The National Development and Reform Commission (NDRC) is working on updating a list of productive activities to be promoted, limited or eliminated. This list has been prepared on a weekly basis since 2011.
BTC mining has been added to the last edition of the list, which includes 450 activities that must be progressively eliminated because they are considered unsafe, polluting or useless. There is no deadline for the ban and the operators of these activities can, however, appeal against the ministerial decision by May 7th.
The Security Times newspaper on Tuesday said it was quoting the words of the General Manager of Kenetic Blockchain Investments, Jehan Chu, in favour of the work of the NDRC, defining the procedure and the list, a maneuver perfectly in tune with the Chinese government’s trade policies on cryptocurrencies and bitcoin mining, with the aim of keeping the sector absolutely under control.
“I believe China simply wants to ‘reboot’ the crypto industry into one that they have oversight on, the same approach they took with the Internet”.
In China, mining has often been seen as a waste of electricity and precious resources. This repression comes in the aftermath of the increase in the price of bitcoin and other virtual currencies, which could have led to a significant increase in values and thus a return of profitability for BTC’s mining activities.
The authorities clearly want to avoid a return to uncontrolled processing as was the case in 2017 with investments that ultimately turn out to be fruitless bubbles.
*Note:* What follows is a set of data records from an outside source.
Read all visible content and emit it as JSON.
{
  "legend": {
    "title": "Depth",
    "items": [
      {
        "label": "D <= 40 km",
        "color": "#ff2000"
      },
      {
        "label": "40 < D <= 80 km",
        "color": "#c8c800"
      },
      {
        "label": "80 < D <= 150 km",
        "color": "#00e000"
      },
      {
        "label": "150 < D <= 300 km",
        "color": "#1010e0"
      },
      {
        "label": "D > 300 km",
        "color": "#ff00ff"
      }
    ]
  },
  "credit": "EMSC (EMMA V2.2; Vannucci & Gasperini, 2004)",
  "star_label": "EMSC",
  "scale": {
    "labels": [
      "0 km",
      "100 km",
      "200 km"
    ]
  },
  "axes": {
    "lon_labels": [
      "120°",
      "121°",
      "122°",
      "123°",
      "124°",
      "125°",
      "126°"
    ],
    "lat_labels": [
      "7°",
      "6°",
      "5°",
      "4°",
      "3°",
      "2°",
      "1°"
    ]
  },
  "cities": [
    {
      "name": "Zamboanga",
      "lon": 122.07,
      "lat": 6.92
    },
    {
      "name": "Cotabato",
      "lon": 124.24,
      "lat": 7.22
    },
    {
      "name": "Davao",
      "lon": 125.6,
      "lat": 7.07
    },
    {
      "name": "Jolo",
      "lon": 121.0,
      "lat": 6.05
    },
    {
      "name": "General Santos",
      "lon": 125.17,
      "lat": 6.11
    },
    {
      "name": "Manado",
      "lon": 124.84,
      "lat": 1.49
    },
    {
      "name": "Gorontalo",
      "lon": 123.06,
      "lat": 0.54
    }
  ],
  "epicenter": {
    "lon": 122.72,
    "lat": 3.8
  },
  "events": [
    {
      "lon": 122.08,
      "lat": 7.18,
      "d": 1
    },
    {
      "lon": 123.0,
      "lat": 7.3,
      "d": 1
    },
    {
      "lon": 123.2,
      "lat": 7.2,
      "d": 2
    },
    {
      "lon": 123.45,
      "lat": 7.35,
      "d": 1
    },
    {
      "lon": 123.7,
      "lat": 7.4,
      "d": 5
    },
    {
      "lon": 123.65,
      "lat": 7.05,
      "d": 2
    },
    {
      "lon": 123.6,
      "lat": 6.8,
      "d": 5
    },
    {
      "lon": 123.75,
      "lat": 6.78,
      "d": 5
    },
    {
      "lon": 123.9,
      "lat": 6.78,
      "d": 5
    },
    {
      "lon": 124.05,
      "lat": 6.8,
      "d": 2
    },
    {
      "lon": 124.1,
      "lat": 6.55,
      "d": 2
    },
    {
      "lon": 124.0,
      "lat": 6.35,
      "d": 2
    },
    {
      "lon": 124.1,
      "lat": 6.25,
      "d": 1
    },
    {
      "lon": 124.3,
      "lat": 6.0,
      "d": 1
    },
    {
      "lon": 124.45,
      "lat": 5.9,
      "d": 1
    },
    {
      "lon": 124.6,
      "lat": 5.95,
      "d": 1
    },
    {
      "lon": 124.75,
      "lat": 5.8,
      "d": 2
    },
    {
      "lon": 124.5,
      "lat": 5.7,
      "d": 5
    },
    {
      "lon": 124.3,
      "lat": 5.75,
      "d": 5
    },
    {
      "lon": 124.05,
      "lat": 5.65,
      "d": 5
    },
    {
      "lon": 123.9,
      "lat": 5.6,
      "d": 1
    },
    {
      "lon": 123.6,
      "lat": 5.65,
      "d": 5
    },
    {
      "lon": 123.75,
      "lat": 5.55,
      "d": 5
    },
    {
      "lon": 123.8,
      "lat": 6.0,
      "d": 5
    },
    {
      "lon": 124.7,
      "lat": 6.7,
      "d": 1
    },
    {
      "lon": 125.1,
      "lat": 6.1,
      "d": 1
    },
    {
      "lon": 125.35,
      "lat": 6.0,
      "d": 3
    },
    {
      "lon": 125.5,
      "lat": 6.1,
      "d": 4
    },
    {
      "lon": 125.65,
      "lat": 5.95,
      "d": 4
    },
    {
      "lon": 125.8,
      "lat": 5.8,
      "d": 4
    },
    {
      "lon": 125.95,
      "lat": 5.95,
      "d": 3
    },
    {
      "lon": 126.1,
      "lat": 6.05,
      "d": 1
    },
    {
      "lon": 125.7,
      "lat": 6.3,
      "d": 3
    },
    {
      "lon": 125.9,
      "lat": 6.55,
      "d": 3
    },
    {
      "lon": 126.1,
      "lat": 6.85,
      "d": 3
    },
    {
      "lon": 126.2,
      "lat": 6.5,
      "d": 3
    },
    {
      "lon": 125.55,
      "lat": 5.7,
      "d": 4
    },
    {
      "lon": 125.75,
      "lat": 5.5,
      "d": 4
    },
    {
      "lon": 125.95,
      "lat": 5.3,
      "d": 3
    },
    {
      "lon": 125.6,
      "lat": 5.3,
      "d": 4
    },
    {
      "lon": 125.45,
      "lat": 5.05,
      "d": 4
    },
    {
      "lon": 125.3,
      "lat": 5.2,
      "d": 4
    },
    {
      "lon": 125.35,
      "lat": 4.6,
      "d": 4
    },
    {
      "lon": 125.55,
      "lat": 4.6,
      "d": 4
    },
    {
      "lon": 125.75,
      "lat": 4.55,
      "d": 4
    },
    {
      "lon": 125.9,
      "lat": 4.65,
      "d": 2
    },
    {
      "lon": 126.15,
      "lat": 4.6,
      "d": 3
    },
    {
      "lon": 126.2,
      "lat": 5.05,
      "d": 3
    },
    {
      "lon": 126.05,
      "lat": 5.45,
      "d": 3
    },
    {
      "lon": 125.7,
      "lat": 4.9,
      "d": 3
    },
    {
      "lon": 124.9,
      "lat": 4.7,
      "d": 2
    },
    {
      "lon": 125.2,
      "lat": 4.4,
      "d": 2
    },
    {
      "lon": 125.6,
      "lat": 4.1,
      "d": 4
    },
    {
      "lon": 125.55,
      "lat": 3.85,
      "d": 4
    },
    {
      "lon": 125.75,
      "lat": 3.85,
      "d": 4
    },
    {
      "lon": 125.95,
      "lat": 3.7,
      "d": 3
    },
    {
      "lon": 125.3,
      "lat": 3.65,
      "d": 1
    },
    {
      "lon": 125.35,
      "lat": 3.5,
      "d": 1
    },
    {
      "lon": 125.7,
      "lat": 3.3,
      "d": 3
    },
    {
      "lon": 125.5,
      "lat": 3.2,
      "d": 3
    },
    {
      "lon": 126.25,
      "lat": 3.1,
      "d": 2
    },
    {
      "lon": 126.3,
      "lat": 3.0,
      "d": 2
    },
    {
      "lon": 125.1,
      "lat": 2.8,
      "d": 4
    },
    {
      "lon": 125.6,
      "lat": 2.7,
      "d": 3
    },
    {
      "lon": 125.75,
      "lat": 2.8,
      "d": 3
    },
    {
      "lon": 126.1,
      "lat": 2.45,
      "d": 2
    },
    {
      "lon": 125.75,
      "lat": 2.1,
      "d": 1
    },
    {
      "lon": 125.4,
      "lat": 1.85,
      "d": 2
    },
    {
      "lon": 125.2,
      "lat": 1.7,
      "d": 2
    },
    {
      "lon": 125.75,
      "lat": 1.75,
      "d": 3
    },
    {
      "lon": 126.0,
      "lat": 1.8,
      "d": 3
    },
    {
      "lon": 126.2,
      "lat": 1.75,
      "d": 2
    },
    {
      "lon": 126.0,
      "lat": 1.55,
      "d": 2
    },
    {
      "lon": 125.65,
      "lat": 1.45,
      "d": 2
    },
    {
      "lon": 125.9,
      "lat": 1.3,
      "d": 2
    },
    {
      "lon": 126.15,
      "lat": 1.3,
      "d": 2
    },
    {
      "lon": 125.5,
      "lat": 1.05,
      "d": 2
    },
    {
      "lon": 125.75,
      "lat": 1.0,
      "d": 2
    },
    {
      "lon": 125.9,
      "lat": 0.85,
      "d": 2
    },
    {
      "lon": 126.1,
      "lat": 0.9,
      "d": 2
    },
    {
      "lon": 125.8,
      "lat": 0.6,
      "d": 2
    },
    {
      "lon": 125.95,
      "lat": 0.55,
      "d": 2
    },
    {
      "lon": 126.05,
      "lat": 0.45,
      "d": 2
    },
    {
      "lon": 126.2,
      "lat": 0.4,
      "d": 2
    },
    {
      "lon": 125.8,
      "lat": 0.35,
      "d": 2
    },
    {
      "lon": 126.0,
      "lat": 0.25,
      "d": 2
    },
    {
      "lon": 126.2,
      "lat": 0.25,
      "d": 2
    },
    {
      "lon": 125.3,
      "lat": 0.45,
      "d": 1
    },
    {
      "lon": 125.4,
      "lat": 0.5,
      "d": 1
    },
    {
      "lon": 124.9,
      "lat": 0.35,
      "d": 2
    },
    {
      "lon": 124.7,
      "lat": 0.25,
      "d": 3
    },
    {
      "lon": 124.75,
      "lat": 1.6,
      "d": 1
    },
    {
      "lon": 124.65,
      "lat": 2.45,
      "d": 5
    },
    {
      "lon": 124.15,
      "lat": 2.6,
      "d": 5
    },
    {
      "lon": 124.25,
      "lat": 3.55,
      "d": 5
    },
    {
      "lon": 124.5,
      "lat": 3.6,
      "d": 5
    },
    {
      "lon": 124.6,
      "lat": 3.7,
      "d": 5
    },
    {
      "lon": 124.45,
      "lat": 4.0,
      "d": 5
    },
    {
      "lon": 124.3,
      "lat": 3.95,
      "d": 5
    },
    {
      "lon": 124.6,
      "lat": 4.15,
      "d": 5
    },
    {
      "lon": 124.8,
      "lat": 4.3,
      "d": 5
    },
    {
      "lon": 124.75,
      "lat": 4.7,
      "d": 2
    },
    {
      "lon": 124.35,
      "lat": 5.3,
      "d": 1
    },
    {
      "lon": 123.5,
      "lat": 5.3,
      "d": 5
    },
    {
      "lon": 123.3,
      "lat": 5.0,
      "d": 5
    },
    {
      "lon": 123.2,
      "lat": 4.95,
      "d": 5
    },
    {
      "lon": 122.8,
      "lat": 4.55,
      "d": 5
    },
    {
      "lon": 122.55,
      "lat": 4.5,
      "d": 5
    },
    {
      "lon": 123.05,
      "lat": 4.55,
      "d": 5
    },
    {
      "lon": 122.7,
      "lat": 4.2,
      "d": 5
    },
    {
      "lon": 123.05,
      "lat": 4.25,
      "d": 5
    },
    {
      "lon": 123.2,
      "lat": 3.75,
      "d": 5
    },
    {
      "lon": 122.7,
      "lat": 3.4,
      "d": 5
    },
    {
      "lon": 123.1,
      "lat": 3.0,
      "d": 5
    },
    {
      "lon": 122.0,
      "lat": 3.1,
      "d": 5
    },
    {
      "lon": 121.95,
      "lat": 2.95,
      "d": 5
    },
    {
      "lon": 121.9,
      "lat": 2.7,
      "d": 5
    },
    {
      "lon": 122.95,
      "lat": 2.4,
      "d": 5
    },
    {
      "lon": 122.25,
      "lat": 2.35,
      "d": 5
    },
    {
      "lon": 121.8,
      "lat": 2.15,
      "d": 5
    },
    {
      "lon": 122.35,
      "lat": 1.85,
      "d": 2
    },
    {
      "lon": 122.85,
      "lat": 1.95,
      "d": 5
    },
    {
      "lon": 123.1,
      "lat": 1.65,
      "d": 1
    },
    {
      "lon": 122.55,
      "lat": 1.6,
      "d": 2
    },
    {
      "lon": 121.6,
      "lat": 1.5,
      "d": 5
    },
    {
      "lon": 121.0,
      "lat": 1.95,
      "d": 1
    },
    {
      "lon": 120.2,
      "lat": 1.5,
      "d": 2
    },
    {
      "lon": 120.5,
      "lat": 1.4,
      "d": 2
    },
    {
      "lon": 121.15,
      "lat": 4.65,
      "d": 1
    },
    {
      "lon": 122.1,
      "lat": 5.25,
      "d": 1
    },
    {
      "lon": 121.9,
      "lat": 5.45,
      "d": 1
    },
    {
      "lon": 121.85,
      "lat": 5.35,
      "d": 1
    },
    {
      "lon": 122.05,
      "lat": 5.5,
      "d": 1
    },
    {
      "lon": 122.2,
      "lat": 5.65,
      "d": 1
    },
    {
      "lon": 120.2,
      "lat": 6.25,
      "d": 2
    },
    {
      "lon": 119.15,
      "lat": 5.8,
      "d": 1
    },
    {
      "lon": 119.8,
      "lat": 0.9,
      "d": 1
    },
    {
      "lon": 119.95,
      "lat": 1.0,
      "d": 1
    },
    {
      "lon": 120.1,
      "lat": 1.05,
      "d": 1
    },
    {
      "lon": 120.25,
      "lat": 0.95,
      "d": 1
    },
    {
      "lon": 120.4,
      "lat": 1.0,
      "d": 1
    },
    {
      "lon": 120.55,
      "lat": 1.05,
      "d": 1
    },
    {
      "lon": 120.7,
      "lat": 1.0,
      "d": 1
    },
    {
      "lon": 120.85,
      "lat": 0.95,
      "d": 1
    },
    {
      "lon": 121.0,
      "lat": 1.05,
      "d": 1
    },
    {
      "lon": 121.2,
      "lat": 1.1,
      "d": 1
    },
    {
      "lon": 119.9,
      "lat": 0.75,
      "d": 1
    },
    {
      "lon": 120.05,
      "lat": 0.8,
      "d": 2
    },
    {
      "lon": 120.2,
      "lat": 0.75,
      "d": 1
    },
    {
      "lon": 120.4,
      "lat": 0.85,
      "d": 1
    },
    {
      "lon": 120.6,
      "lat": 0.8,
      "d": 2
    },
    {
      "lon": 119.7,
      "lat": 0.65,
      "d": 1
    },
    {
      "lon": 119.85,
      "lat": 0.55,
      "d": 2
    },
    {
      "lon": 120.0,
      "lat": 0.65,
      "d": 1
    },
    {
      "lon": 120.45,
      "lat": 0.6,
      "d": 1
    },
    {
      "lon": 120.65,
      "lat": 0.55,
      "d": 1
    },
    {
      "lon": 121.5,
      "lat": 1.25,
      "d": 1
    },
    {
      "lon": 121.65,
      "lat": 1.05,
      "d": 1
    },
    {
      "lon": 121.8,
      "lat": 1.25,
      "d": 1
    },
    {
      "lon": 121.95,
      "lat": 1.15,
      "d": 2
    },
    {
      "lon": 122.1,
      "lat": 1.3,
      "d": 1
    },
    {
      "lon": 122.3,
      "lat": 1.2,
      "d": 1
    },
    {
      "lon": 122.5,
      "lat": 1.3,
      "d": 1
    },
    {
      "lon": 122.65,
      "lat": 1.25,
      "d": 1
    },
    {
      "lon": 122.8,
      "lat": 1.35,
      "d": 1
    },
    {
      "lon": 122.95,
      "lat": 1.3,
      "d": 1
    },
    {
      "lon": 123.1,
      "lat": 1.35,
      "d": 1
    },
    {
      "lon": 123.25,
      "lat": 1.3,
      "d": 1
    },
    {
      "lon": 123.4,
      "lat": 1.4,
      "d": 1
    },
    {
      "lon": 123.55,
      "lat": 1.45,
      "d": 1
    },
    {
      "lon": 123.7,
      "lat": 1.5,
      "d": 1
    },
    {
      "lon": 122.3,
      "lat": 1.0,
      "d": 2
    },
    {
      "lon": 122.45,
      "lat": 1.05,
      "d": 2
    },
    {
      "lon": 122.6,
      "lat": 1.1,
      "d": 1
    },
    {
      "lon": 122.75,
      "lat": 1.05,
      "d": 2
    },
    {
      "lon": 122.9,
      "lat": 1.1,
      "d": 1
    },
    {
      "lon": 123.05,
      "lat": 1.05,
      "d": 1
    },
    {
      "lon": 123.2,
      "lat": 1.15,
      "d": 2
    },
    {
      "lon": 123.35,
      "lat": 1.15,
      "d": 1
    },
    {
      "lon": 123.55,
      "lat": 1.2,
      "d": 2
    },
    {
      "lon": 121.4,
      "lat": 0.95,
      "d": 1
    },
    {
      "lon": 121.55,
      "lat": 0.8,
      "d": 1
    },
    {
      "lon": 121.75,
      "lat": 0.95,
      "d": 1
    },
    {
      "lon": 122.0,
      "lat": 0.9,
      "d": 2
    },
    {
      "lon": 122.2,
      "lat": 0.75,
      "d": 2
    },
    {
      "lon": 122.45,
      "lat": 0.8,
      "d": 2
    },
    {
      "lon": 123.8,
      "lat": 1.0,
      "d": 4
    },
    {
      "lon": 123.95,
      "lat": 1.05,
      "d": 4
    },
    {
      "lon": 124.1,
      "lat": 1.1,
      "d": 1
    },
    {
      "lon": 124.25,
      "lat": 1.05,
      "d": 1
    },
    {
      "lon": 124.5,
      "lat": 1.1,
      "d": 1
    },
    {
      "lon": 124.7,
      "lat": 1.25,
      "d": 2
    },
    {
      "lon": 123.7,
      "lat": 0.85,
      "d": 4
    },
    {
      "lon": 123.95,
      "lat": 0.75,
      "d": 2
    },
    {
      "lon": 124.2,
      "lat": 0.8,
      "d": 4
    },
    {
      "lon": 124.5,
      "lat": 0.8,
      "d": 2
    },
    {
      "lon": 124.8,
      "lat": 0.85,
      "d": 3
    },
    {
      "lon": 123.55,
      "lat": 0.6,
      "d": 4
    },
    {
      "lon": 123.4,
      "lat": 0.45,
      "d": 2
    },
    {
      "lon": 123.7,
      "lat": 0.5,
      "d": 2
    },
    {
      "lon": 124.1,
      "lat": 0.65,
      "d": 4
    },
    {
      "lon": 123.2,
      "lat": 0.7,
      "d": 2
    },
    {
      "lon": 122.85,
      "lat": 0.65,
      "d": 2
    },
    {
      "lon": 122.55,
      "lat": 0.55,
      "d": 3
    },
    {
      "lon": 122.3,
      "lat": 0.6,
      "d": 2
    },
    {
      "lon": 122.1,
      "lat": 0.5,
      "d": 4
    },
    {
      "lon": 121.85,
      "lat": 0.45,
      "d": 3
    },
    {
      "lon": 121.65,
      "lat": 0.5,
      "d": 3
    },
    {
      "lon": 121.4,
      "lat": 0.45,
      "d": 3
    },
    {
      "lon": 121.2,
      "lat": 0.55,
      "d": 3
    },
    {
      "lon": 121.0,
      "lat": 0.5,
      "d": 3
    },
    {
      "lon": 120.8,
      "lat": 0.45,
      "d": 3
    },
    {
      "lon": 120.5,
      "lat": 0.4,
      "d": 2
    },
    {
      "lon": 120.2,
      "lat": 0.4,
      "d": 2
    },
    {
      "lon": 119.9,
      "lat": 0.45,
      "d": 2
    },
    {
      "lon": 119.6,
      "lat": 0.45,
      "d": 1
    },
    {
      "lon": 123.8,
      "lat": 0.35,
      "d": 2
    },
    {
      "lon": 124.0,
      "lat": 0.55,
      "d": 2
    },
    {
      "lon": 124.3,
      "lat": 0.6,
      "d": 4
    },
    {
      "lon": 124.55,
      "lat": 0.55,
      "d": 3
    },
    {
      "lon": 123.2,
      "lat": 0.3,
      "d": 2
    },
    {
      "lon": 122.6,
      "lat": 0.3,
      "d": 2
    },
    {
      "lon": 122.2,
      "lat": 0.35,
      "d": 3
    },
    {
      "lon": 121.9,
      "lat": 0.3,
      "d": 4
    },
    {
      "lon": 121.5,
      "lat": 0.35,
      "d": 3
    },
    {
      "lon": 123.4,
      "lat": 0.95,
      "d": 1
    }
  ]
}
Alex de Vries of PwC Amsterdam estimates that 50% of the mining network is still located in China, despite the growing and pressing attention of local authorities. This pressure would then have moved to Hong Kong where the three companies that produce mining hardware and had requested the listing are currently still at a standstill.
Chinese repression could lead to an accentuation of the migration of mining from Beijing to countries with lower energy costs.